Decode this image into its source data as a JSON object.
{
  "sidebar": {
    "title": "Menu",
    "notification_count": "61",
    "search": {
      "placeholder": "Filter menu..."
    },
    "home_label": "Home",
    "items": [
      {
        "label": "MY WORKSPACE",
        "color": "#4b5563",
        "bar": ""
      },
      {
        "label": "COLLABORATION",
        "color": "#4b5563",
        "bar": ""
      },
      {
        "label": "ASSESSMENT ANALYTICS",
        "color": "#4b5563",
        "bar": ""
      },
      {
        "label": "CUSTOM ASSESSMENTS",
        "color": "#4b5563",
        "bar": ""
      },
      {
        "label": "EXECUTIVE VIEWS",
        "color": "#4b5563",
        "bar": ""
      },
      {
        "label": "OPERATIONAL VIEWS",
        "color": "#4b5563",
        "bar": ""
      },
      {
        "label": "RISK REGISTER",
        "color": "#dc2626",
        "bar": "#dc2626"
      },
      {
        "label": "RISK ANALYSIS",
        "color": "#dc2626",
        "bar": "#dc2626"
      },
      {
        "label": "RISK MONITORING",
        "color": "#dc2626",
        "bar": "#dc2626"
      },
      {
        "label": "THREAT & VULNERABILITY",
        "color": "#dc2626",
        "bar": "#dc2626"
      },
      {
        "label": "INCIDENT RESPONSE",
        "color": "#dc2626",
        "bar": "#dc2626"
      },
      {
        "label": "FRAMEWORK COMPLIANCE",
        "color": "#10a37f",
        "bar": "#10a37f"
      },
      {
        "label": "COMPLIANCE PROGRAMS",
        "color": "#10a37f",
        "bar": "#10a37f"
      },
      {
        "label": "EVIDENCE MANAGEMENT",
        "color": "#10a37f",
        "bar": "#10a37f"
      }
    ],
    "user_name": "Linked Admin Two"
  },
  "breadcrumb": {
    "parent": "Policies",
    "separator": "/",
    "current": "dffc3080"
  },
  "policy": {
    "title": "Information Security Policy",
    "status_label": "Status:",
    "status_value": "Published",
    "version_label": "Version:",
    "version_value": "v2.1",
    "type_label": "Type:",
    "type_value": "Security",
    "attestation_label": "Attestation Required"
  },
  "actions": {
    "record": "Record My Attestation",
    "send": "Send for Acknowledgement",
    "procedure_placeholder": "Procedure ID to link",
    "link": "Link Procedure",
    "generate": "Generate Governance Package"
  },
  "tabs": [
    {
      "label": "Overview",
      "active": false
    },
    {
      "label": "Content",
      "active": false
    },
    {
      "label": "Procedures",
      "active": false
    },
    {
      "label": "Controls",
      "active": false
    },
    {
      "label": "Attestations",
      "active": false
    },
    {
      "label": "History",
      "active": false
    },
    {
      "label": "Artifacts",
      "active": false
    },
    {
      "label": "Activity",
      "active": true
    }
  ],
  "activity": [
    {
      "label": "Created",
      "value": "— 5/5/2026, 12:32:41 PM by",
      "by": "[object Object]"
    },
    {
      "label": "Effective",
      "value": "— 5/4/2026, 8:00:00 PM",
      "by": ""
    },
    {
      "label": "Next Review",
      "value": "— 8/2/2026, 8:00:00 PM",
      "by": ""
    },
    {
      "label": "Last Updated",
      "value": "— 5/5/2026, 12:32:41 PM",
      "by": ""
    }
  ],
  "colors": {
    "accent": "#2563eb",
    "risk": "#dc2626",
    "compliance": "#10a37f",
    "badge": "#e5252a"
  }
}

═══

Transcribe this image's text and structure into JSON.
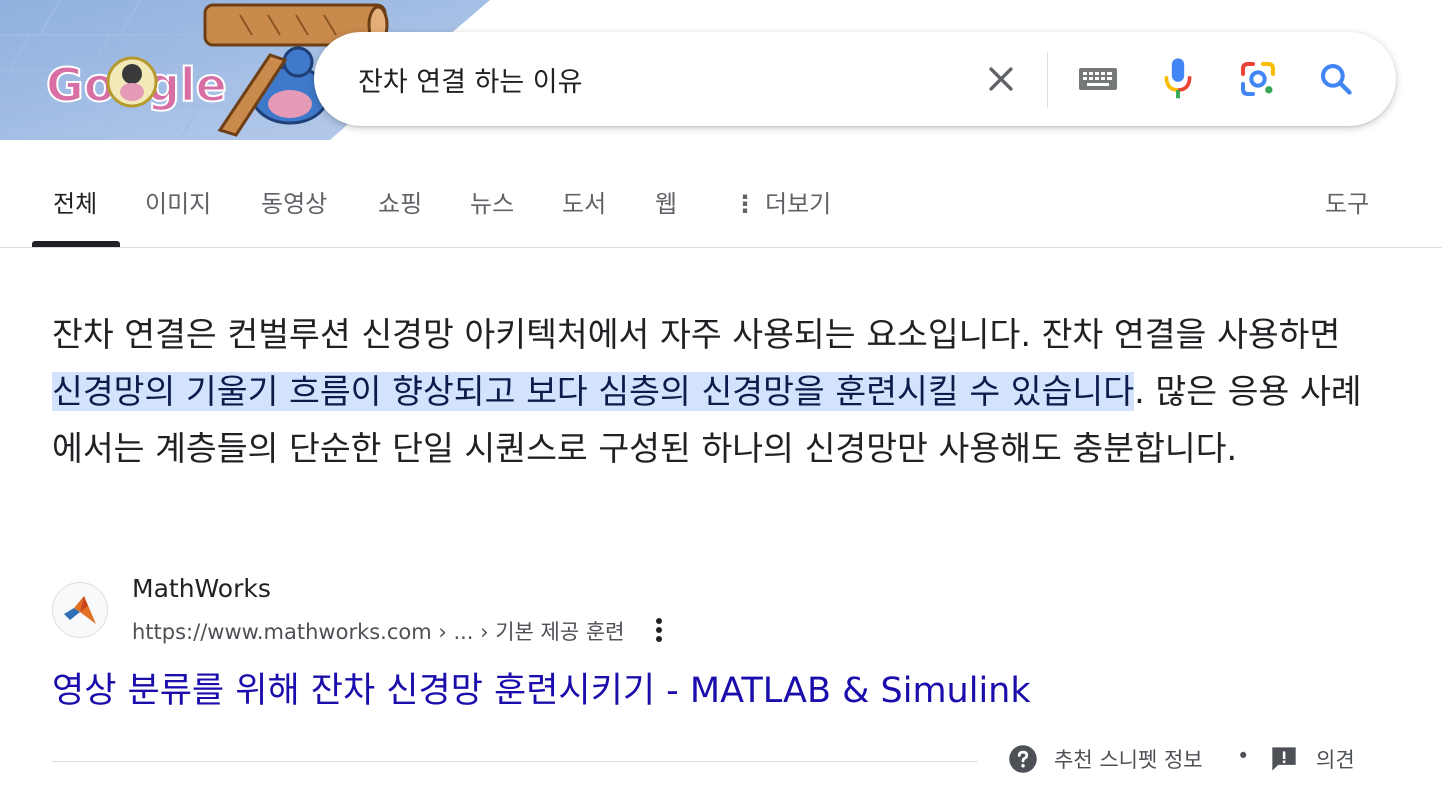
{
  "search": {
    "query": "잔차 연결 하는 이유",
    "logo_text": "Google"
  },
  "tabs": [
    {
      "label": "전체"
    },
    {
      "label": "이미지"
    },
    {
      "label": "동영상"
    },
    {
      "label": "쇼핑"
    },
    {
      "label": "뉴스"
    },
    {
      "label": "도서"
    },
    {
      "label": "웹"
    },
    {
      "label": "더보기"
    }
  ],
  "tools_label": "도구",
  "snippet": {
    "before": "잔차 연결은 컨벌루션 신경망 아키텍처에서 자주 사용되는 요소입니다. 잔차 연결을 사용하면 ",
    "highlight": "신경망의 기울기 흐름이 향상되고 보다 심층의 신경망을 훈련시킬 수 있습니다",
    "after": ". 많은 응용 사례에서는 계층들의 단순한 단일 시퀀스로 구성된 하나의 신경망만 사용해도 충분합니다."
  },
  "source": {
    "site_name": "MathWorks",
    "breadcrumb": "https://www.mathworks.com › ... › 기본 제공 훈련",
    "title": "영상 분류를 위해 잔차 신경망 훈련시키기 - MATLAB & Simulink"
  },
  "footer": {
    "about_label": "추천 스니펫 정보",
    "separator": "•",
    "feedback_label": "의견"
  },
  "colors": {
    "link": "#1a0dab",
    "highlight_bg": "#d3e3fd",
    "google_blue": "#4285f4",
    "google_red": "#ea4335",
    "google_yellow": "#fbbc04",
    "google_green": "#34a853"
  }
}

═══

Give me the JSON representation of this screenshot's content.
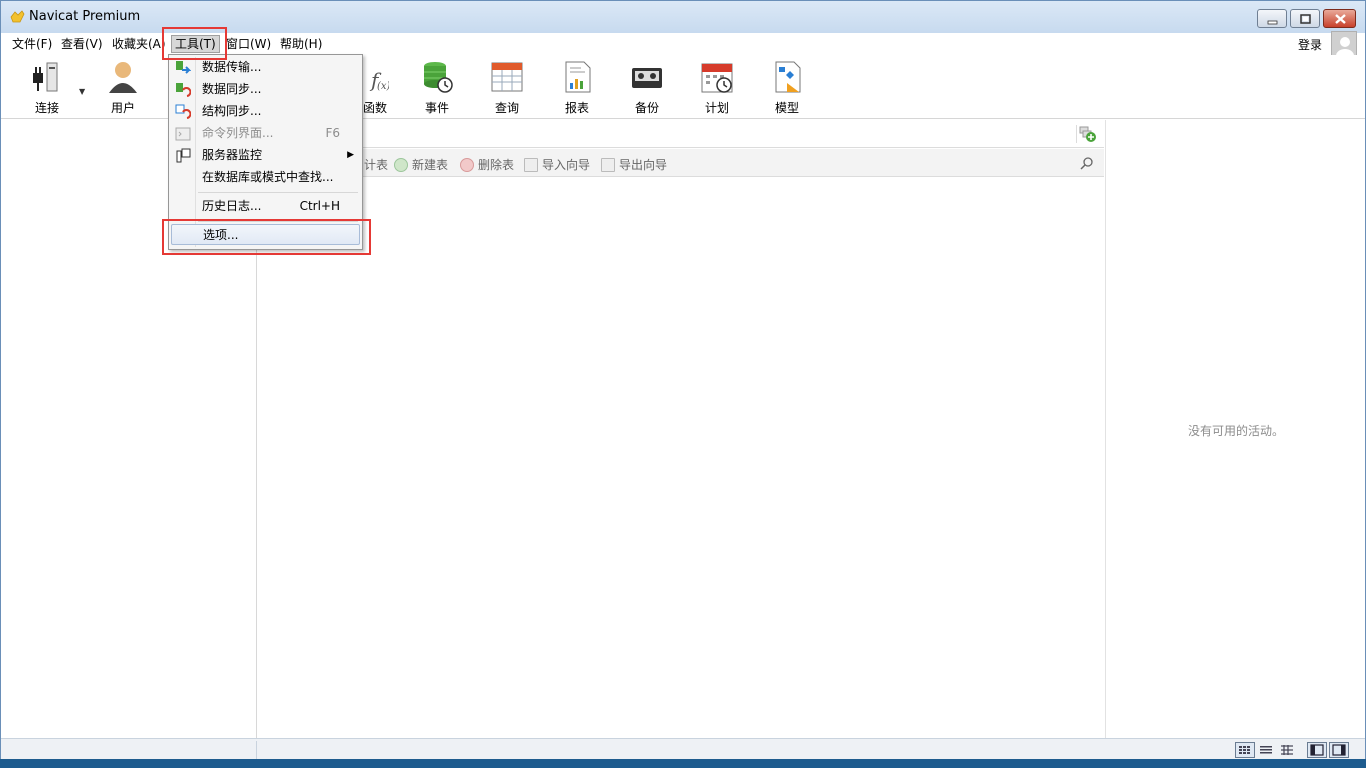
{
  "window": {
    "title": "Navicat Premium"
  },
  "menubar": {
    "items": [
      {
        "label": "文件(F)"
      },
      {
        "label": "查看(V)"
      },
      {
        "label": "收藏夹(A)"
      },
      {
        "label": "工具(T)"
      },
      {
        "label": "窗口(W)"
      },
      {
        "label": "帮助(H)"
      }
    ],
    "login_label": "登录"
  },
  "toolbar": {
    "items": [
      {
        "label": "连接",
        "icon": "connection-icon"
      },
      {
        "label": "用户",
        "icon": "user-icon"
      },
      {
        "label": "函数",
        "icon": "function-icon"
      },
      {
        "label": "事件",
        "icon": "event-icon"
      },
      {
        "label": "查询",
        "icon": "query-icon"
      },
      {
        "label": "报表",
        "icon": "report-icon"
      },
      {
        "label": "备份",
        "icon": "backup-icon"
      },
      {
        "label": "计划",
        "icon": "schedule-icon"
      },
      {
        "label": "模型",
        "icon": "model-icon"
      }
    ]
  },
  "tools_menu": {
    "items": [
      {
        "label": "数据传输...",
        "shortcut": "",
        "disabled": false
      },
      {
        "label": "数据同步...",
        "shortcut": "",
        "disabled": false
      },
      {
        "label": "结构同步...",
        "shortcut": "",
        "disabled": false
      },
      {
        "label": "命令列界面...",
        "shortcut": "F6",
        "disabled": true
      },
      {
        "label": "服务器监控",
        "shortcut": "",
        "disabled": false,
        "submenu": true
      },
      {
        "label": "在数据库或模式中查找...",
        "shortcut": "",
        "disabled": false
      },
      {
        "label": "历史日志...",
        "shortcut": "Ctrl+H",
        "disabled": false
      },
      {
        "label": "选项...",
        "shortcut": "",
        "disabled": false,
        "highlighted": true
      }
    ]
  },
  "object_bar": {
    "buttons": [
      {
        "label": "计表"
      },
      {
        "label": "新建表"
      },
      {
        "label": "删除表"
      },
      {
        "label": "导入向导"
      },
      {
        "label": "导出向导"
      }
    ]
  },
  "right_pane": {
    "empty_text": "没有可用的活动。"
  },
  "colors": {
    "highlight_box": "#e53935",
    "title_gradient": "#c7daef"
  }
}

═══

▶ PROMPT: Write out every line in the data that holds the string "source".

▶ THE COMPLETED TASK:
Decode this image into its source data as a JSON object.
  "source": {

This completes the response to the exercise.